Mentions: The fact that the baseline leukocyte rolling was not unusually high in ΔCT mice, combined with the weak fluorescence staining of the ΔCT vessels, suggests that the ΔCT– P-selectin delivered to the surface of endothelial cells might be removed from the plasma membrane in vivo. Indeed, using a sandwich ELISA, we have detected an over fivefold increase in the level of soluble P-selectin in the plasma of the mutant mice (Fig. 10 a). Consistent with the result of the ELISA, Western blot analysis of the plasma using a polyclonal antibody against P-selectin revealed a fragment at ∼100 kD whose level was significantly increased in ΔCT mice compared with wild-type mice (Fig. 10 b). Since the capture antibody used in the ELISA is a monoclonal antibody (RB40.34) against the lectin domain of P-selectin (Bosse and Vestweber, 1994), and because of the estimated molecular weight, we believe that the P-selectin fragment in the plasma detected by Western blot contains the NH2-terminal 100-kD extracellular portion of P-selectin. Consistent with this possibility, the soluble P-selectin fragment in the plasma was not recognized by the anti-CT antibody in Western blot analysis (data not shown). In addition, treatment of wild-type mice with LPS or TNF-α induced a fourfold increase in the levels of soluble P-selectin in the plasma (Fig. 10 c), indicating that shedding of P-selectin into the plasma may represent a general mechanism of P-selectin downregulation after inflammatory responses.

Bottom Line: The deletion did not affect the sorting of P-selectin into alpha-granules of platelets but severely compromised the storage of P-selectin in endothelial cells.Unstored P-selectin was proteolytically shed from the plasma membrane, resulting in increased levels of soluble P-selectin in the plasma.Our results suggest that different sorting mechanisms for P-selectin are used in platelets and endothelial cells and that the storage pool of P-selectin in endothelial cells is functionally important during early stages of inflammation.

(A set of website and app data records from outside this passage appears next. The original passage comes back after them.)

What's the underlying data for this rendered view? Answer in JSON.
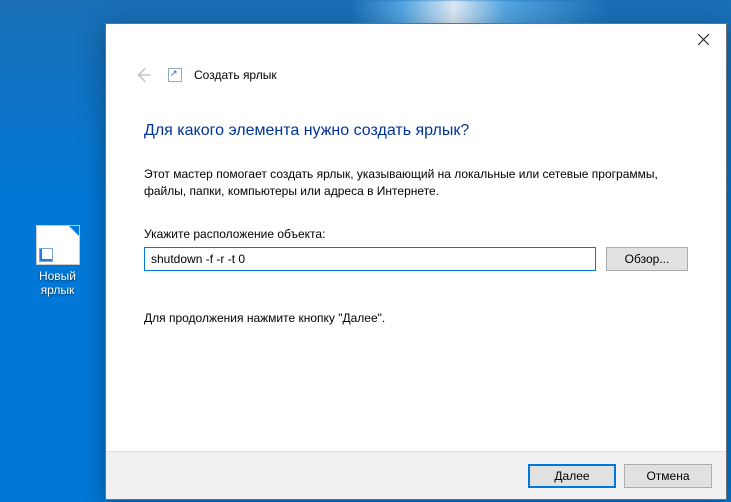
{
  "desktop": {
    "icon_label": "Новый ярлык"
  },
  "dialog": {
    "wizard_name": "Создать ярлык",
    "heading": "Для какого элемента нужно создать ярлык?",
    "description": "Этот мастер помогает создать ярлык, указывающий на локальные или сетевые программы, файлы, папки, компьютеры или адреса в Интернете.",
    "field_label": "Укажите расположение объекта:",
    "location_value": "shutdown -f -r -t 0",
    "browse_label": "Обзор...",
    "continue_hint": "Для продолжения нажмите кнопку \"Далее\".",
    "next_label": "Далее",
    "cancel_label": "Отмена"
  }
}
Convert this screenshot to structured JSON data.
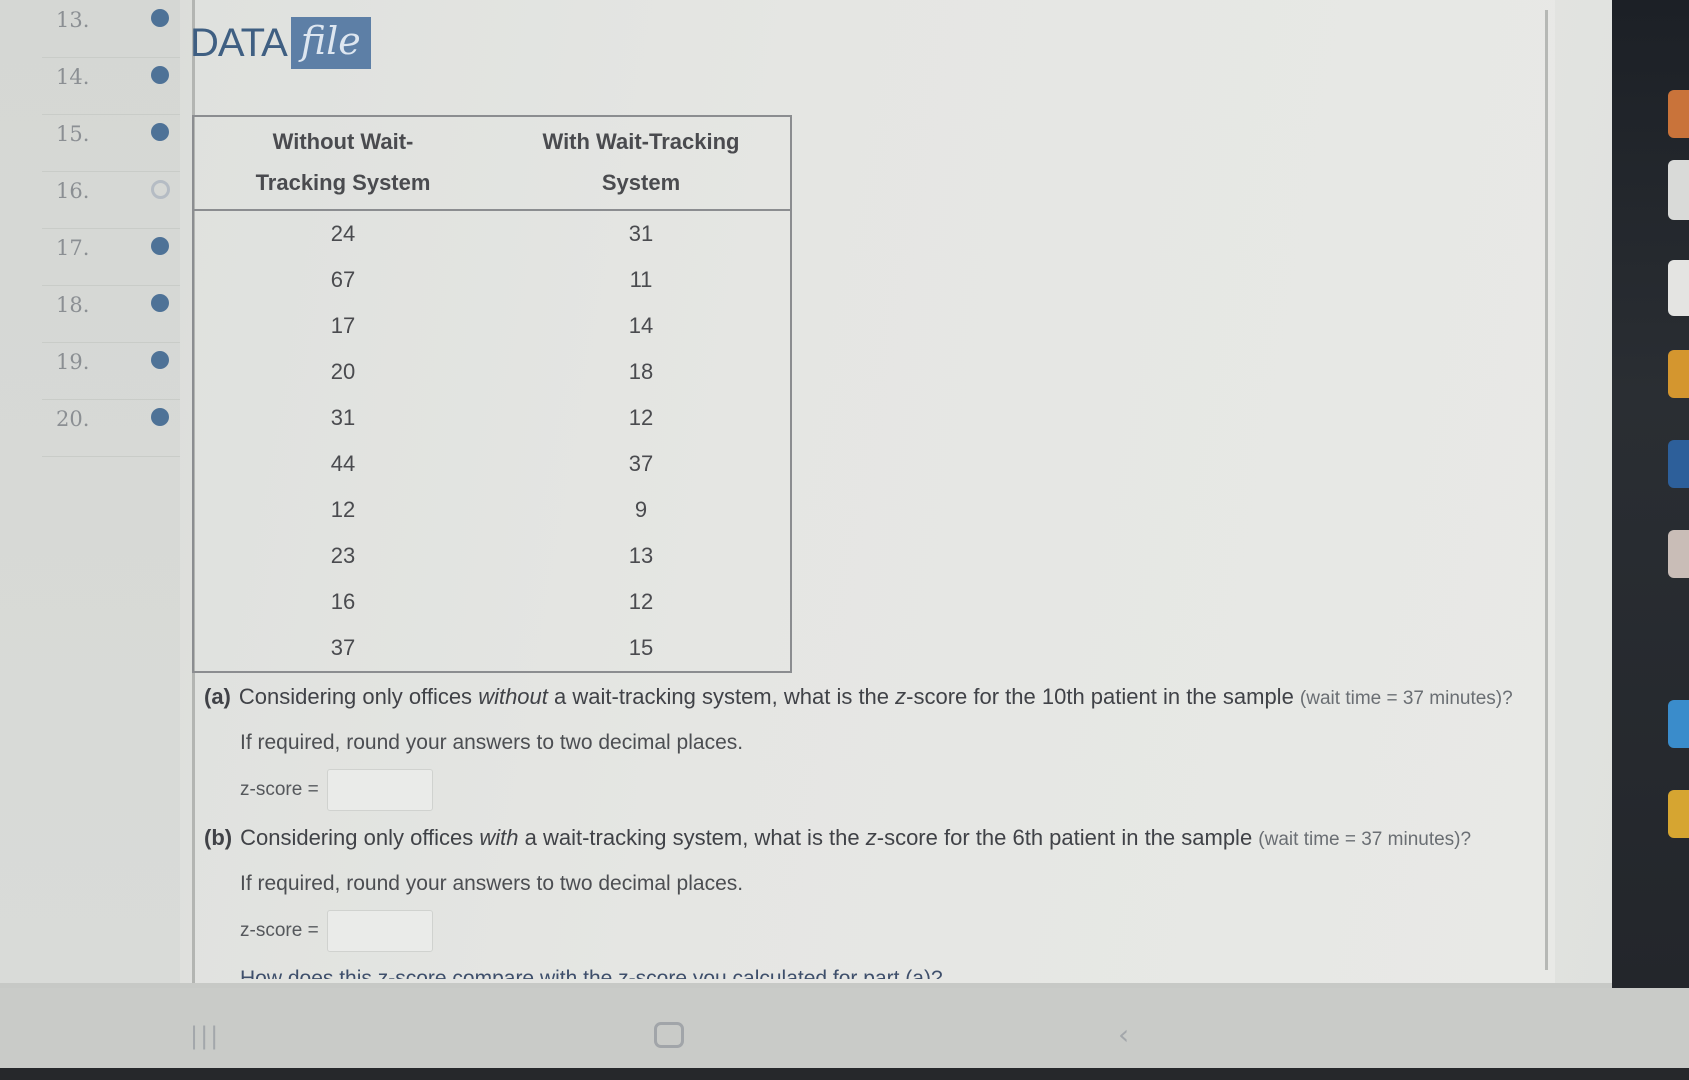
{
  "sidebar": {
    "items": [
      {
        "number": "13.",
        "status": "answered"
      },
      {
        "number": "14.",
        "status": "answered"
      },
      {
        "number": "15.",
        "status": "answered"
      },
      {
        "number": "16.",
        "status": "unanswered"
      },
      {
        "number": "17.",
        "status": "answered"
      },
      {
        "number": "18.",
        "status": "answered"
      },
      {
        "number": "19.",
        "status": "answered"
      },
      {
        "number": "20.",
        "status": "answered"
      }
    ]
  },
  "data_badge": {
    "data_text": "DATA",
    "file_text": "file"
  },
  "table": {
    "headers": [
      [
        "Without Wait-",
        "Tracking System"
      ],
      [
        "With Wait-Tracking",
        "System"
      ]
    ],
    "rows": [
      [
        "24",
        "31"
      ],
      [
        "67",
        "11"
      ],
      [
        "17",
        "14"
      ],
      [
        "20",
        "18"
      ],
      [
        "31",
        "12"
      ],
      [
        "44",
        "37"
      ],
      [
        "12",
        "9"
      ],
      [
        "23",
        "13"
      ],
      [
        "16",
        "12"
      ],
      [
        "37",
        "15"
      ]
    ]
  },
  "part_a": {
    "label": "(a)",
    "text_before": "Considering only offices ",
    "emphasis": "without",
    "text_mid": " a wait-tracking system, what is the ",
    "zvar": "z",
    "text_after": "-score for the 10th patient in the sample ",
    "paren": "(wait time = 37 minutes)?",
    "hint": "If required, round your answers to two decimal places.",
    "z_label": "z-score =",
    "z_value": ""
  },
  "part_b": {
    "label": "(b)",
    "text_before": "Considering only offices ",
    "emphasis": "with",
    "text_mid": " a wait-tracking system, what is the ",
    "zvar": "z",
    "text_after": "-score for the 6th patient in the sample ",
    "paren": "(wait time = 37 minutes)?",
    "hint": "If required, round your answers to two decimal places.",
    "z_label": "z-score =",
    "z_value": ""
  },
  "followup": {
    "text": "How does this z-score compare with the z-score you calculated for part (a)?"
  },
  "colors": {
    "accent_blue": "#4e7297",
    "badge_blue": "#5d7fa6",
    "data_text": "#3f5f82"
  }
}
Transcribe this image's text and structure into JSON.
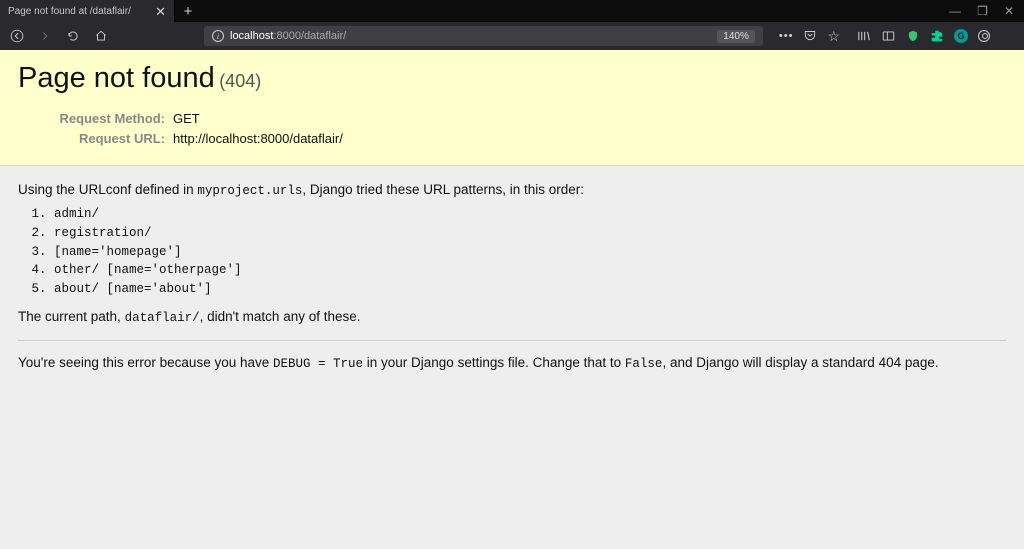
{
  "window": {
    "minimize": "—",
    "maximize": "❐",
    "close": "✕"
  },
  "tab": {
    "title": "Page not found at /dataflair/",
    "close": "✕",
    "new": "+"
  },
  "url": {
    "host": "localhost",
    "rest": ":8000/dataflair/",
    "zoom": "140%"
  },
  "addr_actions": {
    "dots": "•••",
    "pocket": "⌄",
    "star": "☆"
  },
  "right": {
    "library": "⫿⫿⫿\\",
    "sidebar": "▭",
    "puzzle": "⚙"
  },
  "error": {
    "heading": "Page not found",
    "status": "(404)",
    "method_label": "Request Method:",
    "method_value": "GET",
    "url_label": "Request URL:",
    "url_value": "http://localhost:8000/dataflair/",
    "intro_a": "Using the URLconf defined in ",
    "intro_mod": "myproject.urls",
    "intro_b": ", Django tried these URL patterns, in this order:",
    "patterns": [
      "admin/",
      "registration/",
      "[name='homepage']",
      "other/ [name='otherpage']",
      "about/ [name='about']"
    ],
    "nomatch_a": "The current path, ",
    "nomatch_path": "dataflair/",
    "nomatch_b": ", didn't match any of these.",
    "explain_a": "You're seeing this error because you have ",
    "explain_debug": "DEBUG = True",
    "explain_b": " in your Django settings file. Change that to ",
    "explain_false": "False",
    "explain_c": ", and Django will display a standard 404 page."
  }
}
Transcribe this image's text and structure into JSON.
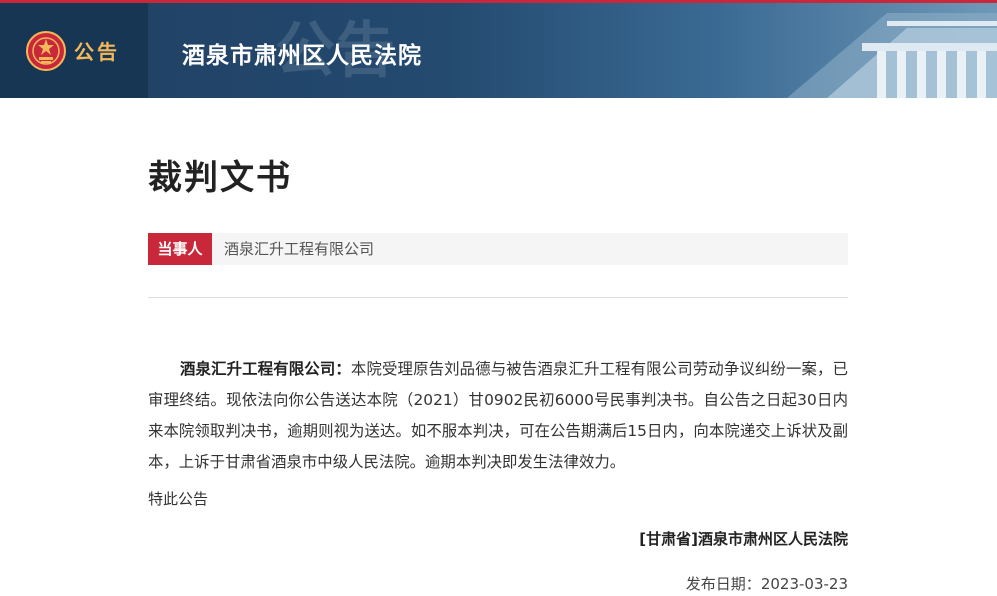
{
  "header": {
    "notice_label": "公告",
    "court_name": "酒泉市肃州区人民法院",
    "watermark_text": "公告"
  },
  "document": {
    "title": "裁判文书",
    "party_label": "当事人",
    "party_value": "酒泉汇升工程有限公司",
    "addressee": "酒泉汇升工程有限公司：",
    "body": "本院受理原告刘品德与被告酒泉汇升工程有限公司劳动争议纠纷一案，已审理终结。现依法向你公告送达本院（2021）甘0902民初6000号民事判决书。自公告之日起30日内来本院领取判决书，逾期则视为送达。如不服本判决，可在公告期满后15日内，向本院递交上诉状及副本，上诉于甘肃省酒泉市中级人民法院。逾期本判决即发生法律效力。",
    "closing": "特此公告",
    "signature": "[甘肃省]酒泉市肃州区人民法院",
    "date_label": "发布日期：",
    "date_value": "2023-03-23"
  },
  "colors": {
    "accent_red": "#c8283a",
    "header_blue": "#1f3f61",
    "emblem_gold": "#f4b85a"
  }
}
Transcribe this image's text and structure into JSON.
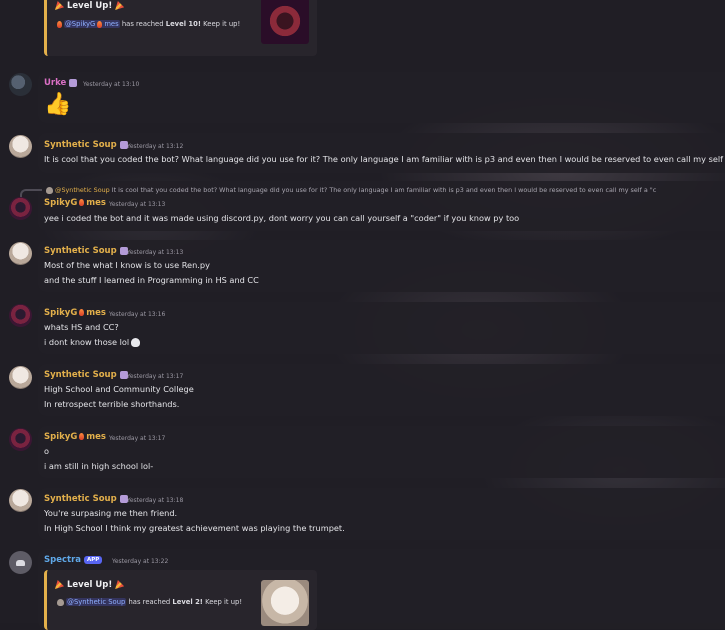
{
  "messages": [
    {
      "embed_top": {
        "title": "Level Up!",
        "mention": "@SpikyG",
        "mention_suffix": "mes",
        "desc_pre": "has reached",
        "level": "Level 10!",
        "desc_post": "Keep it up!"
      }
    },
    {
      "author": "Urke",
      "time": "Yesterday at 13:10",
      "content": "👍"
    },
    {
      "author": "Synthetic Soup",
      "time": "Yesterday at 13:12",
      "lines": [
        "It is cool that you coded the bot? What language did you use for it? The only language I am familiar with is p3 and even then I would be reserved to even call my self a"
      ]
    },
    {
      "reply_author": "@Synthetic Soup",
      "reply_text": "It is cool that you coded the bot? What language did you use for it? The only language I am familiar with is p3 and even then I would be reserved to even call my self a \"c",
      "author": "SpikyG",
      "author_suffix": "mes",
      "time": "Yesterday at 13:13",
      "lines": [
        "yee i coded the bot and it was made using discord.py, dont worry you can call yourself a \"coder\" if you know py too"
      ]
    },
    {
      "author": "Synthetic Soup",
      "time": "Yesterday at 13:13",
      "lines": [
        "Most of the what I know is to use Ren.py",
        "and the stuff I learned in Programming in HS and CC"
      ]
    },
    {
      "author": "SpikyG",
      "author_suffix": "mes",
      "time": "Yesterday at 13:16",
      "lines": [
        "whats HS and CC?",
        "i dont know those lol"
      ]
    },
    {
      "author": "Synthetic Soup",
      "time": "Yesterday at 13:17",
      "lines": [
        "High School and Community College",
        "In retrospect terrible shorthands."
      ]
    },
    {
      "author": "SpikyG",
      "author_suffix": "mes",
      "time": "Yesterday at 13:17",
      "lines": [
        "o",
        "i am still in high school lol-"
      ]
    },
    {
      "author": "Synthetic Soup",
      "time": "Yesterday at 13:18",
      "lines": [
        "You're surpasing me then friend.",
        "In High School I think my greatest achievement was playing the trumpet."
      ]
    },
    {
      "author": "Spectra",
      "author_tag": "APP",
      "time": "Yesterday at 13:22",
      "embed": {
        "title": "Level Up!",
        "mention": "@Synthetic Soup",
        "desc_pre": "has reached",
        "level": "Level 2!",
        "desc_post": "Keep it up!"
      }
    }
  ]
}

View Article: PubMed Central - PubMed

Affiliation: Center for Blood Research, Harvard Medical School, Boston, Massachusetts 02115, USA.

ABSTRACT
P-selectin is an adhesion receptor for leukocytes expressed on activated platelets and endothelial cells. The cytoplasmic domain of P-selectin was shown in vitro to contain signals required for both the sorting of this protein into storage granules and its internalization from the plasma membrane. To evaluate in vivo the role of the regulated secretion of P-selectin, we have generated a mouse that expresses P-selectin lacking the cytoplasmic domain (DeltaCT mice). The deletion did not affect the sorting of P-selectin into alpha-granules of platelets but severely compromised the storage of P-selectin in endothelial cells. Unstored P-selectin was proteolytically shed from the plasma membrane, resulting in increased levels of soluble P-selectin in the plasma. The DeltaCT-P-selectin appeared capable of mediating cell adhesion as it supported leukocyte rolling in the mutant mice. However, a secretagogue failed to upregulate leukocyte rolling in the DeltaCT mice, indicating an absence of a releasable storage pool of P-selectin in the endothelium. Furthermore, the neutrophil influx into the inflamed peritoneum was only 30% of the wild-type level 2 h after stimulation. Our results suggest that different sorting mechanisms for P-selectin are used in platelets and endothelial cells and that the storage pool of P-selectin in endothelial cells is functionally important during early stages of inflammation.

Show MeSH
Related in: MedlinePlus